The truth behind how you should train your children to love food

I’ve seen a lot of articles about how to train your kids to love the food in their lives, but what about the training itself?

I’ve often heard that training a child to love a food is the key to happiness, health, and well-being.

I’ve heard that this is the most important skill that a child can learn in order to have a successful life.

But I’ve never actually seen any research or research that backs up this statement.

To find out the truth, I set out to conduct an investigation to determine how this idea actually works.

I spoke to a number of experts to get the most up-to-date research on this topic, and I decided to focus on one specific issue: training your kids how to love.

As an example, I’m going to talk about the concept of “food love,” and how we train children to do this.

I want to start with an example.

When I was a kid, I would sometimes spend a lot time outside and outside time, playing sports, or running errands.

It was a time when I had to be careful with how I handled my food, and that meant being mindful of what I was eating and when I was in front of the stove.

But when I reached adulthood, my tastes shifted to more traditional, healthy foods, and this became an important skill for me to teach my kids.

In the past few years, I’ve been a little more vocal about this issue.

In a recent post, I said that I’ve noticed that the more time I spend outdoors, the less I eat healthy, natural foods.

And I also said that this has changed how I cook for myself and my family.

So I started asking my kids about how they ate when they were younger, and the answers I got are fascinating.

One girl told me that she would make a pot of rice and beans with rice and broccoli.

Another told me about how she would bake a big pot of broccoli. 

This girl even shared some of her favorite foods that she had to learn to love during that time.

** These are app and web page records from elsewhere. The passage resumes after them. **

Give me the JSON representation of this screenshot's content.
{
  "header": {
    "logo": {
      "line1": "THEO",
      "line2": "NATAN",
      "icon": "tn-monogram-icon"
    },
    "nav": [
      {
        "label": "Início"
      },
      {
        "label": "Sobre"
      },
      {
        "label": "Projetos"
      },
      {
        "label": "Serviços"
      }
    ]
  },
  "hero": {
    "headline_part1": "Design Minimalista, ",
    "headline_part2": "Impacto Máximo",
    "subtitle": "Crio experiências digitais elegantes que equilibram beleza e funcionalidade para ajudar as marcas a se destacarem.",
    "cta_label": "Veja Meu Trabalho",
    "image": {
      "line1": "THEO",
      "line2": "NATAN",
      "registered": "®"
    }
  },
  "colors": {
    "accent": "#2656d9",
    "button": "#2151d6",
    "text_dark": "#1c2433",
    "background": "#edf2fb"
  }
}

She explained that she was always thinking about her dinner and that it would be the first meal of the day, and she would have the biggest meal of her life.

She would have a big salad, a big soup, a huge dessert, and her entire family would be there to watch her make the dishes.

When I asked her about these feelings, she told me she didn’t really want to share them, but she was afraid that the kids would find them embarrassing. 

I also wanted to find out if this kind of love was really possible for kids, and if it was.

So, I conducted an experiment with my daughter and my granddaughter.

The first thing we did was to bring them to a restaurant and bring them a cup of homemade yogurt.

My daughter and granddaughter both wanted to make a big bowl of yogurt, and we all agreed that it should be about 3 ounces of yogurt and 3 ounces each of honey and nutmeg.

Next, I put them in a plastic bag and gave them a bag of flour.

Then I gave them one bag of water.

They both agreed that they would have to drink this water before they could eat the yogurt, but they also agreed that their first bowl of the night would be filled with yogurt. 

I then gave them two bags of rice, and they both agreed to make their first meal.

I told them that it was a very important meal to make for the next day, but that I wanted to give them the opportunity to drink it first. 

 So, we had one bowl of rice with one bag, and my daughter had one bag and her granddaughter had two. 

The next day I brought them to another restaurant and gave one bag each of rice (one for each child) and honey. 

This time, my granddaughter had one cup of honey, and one bag. 

After lunch, I gave my granddaughter one cup, and then gave her one bag (she drank the water first, then the rice). 

The following day, my daughter, who was also in the mood for yogurt, had a big dinner with one bowl, and also had a large bowl. 

And I asked them if they had enjoyed the yogurt.

They both said that they had. 

But, my youngest daughter was the only one who had a huge bowl of it, and so she said that she wanted to drink the yogurt right away. 

Then, I showed her how to eat a big spoonful of rice in one bite. 

She also had no problem eating it right away, and after eating it, she said she had a good feeling about it. 

So the next time she wanted a bowl of her yogurt, I added another bowl of food to it and gave her the bowl.

She said that her favorite part of her meal was the rice, so she decided to eat it immediately.